Disruptiveness is considered a negative quality in many contexts, but Maria Acaso is revolutionising learning by injecting it into her classrooms. Cassi Camilleri writes.
‘I was a terrible teacher,’ Maria Acaso says, recalling the early days of her academic career. Today, she is one of Spain and Latin America’s leading figures in the field of educational revolution. Having just been awarded a research grant, she embarked on her teaching journey, following in the footsteps of those before her. ‘I was doing what I saw others do,’ she says. ‘Which is funny because as a student we always complained about teachers and how boring they were.’ Then, while on her travels in 2011, taking in wonderful places like Stanford, Harvard and the Ghetty museum, Maria discovered the book that catalysed everything.
Alejandro Piscitelli’s The Facebook project and post university introduced the idea that how (methodology) you teach is more important than what (content). When she returned to teaching, Maria embraced this thinking and set up a research project around her classes called This is not a classroom. ‘This project changed my life,’ she says. During its nine month run, Maria introduced art think as pedagogy in her classrooms. She weaved in divergent thinking and collaborative work, making pleasure as the most important product of the class. Since then, she has never looked back.
Maria sees her teaching as ‘cultural production.’ ‘My classes are my art,’ she says, ‘I make them with the tools artists use. I utilise social media. I name my classes and sign them as artists sign their work.’
María Acaso during the #NUCLEUS2018 Annual Conference
All of this impacts the students’ own perception of the class. In fact, parallel to the classes, Maria was also running qualitative research with focus groups, recording the process. A year after the project ended, when all the information was analysed, they had an important takeaway on their hands. ‘Half of the students, 30 out of 60, described their thinking as completely transformed,’ Maria says. This marked a very special shift for her too. ‘My classes, my signatures, they were no longer an academic thing, they became an action paradigm. As a teacher, I am not someone who is making a simulation for certification, I can really change the world because my work, my teaching can be a tool for transforming society.’

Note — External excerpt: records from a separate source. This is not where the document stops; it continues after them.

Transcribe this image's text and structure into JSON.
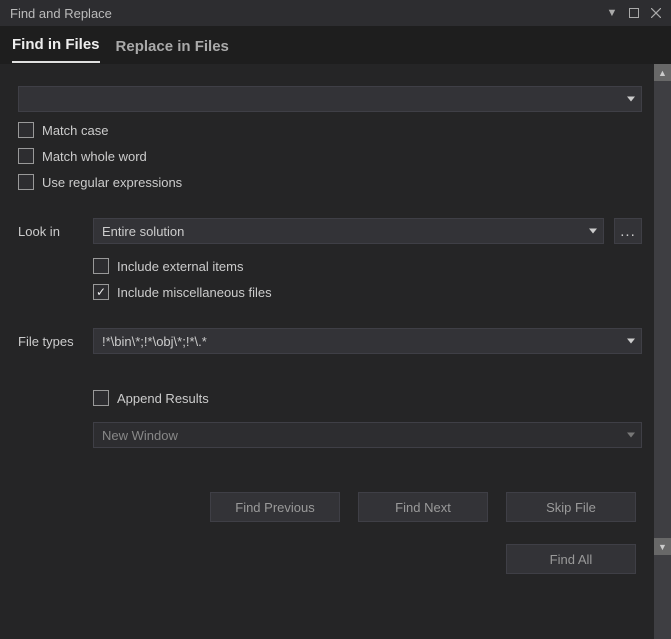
{
  "window": {
    "title": "Find and Replace"
  },
  "tabs": {
    "find": "Find in Files",
    "replace": "Replace in Files",
    "active": "find"
  },
  "search": {
    "value": ""
  },
  "options": {
    "matchCase": "Match case",
    "matchWord": "Match whole word",
    "useRegex": "Use regular expressions"
  },
  "lookIn": {
    "label": "Look in",
    "value": "Entire solution",
    "includeExternal": "Include external items",
    "includeMisc": "Include miscellaneous files",
    "includeMiscChecked": true
  },
  "fileTypes": {
    "label": "File types",
    "value": "!*\\bin\\*;!*\\obj\\*;!*\\.*"
  },
  "results": {
    "append": "Append Results",
    "window": "New Window"
  },
  "buttons": {
    "findPrev": "Find Previous",
    "findNext": "Find Next",
    "skip": "Skip File",
    "findAll": "Find All"
  }
}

This notion of transformation is a very powerful one and Maria knows change is not easy. ‘As a teacher, you have to see yourself as a political agent not an academic agent,’ she says. ‘We live in a fear based society. We live in a world where we are being told that we are fat, we have bad teeth, we have this, we need that. […] This is in personal life but also in our professional sphere. We fear change, and structures are built to prevent us from changing.’
But Maria calls for educators to be brave, even if repercussions may come. ‘We need to be strong. We need to be honest with ourselves. But when you are this way [like me], you have problems. I have had students who go to the university to complain about me and tell my superiors that I am not doing my job. But because I believe in it, because I am honest with myself, because I am consistent, I will keep at it.’
Asked about what advice she has for educators and knowledge seekers, Maria highlights the importance of the body and biography in the classroom. ‘The body in academia is killed. Academia tells us we are a brain and not the body. But without the body, there is no brain. This is something we have to recover in our classes. In my class, we need to move around and do things. We need to recover the body and think about the body in a different way.’ The same can be said for biography, she says. ‘There is a lot of knowledge that is not recognized by academia. And biography is one of them. What was your day like yesterday? Maybe you broke up with your girlfriend and that is important to bring into the class today. It is important this to create a community. It is important to create a relationship.’
The mindset Maria wants to communicate is that academic knowledge is found everywhere and educational institutions must accept this. ‘Universities try to protect this idea that they have the knowledge and that we must go to them. It’s all about papers and conferences, and all these kinds of things. But universities have forgotten about the real world. We need to bring down those walls for universities to keep up with the advances society has made. Art can bridge that gap.’